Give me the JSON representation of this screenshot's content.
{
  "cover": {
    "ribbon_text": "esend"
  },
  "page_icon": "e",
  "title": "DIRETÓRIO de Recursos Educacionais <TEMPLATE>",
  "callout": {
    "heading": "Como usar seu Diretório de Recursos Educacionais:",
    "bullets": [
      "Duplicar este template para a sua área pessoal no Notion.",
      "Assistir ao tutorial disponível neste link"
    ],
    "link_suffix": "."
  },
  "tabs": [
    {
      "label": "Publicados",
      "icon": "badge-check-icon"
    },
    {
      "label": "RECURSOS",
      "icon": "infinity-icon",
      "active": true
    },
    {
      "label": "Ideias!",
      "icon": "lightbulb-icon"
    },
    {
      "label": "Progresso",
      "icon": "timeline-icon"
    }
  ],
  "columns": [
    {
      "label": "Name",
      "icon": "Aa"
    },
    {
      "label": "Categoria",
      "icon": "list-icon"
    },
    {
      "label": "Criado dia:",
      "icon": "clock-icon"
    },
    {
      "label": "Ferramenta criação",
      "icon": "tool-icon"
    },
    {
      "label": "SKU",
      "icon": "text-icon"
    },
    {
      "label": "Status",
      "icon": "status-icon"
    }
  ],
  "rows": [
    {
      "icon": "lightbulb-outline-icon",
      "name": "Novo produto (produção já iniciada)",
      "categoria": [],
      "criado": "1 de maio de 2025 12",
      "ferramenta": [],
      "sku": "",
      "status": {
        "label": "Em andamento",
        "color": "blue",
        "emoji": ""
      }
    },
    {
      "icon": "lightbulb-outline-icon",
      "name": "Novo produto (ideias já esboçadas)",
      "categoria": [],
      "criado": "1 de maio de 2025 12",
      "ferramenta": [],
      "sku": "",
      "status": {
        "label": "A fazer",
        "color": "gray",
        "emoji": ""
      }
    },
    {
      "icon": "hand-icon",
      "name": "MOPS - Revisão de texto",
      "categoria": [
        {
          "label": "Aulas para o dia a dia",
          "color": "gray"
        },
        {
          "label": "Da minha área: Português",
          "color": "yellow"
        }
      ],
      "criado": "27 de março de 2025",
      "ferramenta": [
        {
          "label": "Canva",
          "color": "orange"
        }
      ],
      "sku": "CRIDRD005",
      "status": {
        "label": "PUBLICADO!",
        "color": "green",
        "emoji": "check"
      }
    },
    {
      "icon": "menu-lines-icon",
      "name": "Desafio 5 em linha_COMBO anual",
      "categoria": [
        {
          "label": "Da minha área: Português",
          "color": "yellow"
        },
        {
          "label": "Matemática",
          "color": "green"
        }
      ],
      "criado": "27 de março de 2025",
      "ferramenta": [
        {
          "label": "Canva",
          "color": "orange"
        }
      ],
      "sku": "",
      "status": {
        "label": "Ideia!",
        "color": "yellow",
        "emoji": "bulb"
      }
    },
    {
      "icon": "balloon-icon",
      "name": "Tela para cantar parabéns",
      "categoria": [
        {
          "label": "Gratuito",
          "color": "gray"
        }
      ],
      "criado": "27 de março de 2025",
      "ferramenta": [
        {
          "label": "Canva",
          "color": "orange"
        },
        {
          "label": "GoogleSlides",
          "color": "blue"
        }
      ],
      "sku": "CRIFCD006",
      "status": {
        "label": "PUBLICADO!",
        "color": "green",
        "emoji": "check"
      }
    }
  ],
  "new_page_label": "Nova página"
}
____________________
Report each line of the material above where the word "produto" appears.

> TASK RESPONSE:
      "name": "Novo produto (produção já iniciada)",
      "name": "Novo produto (ideias já esboçadas)",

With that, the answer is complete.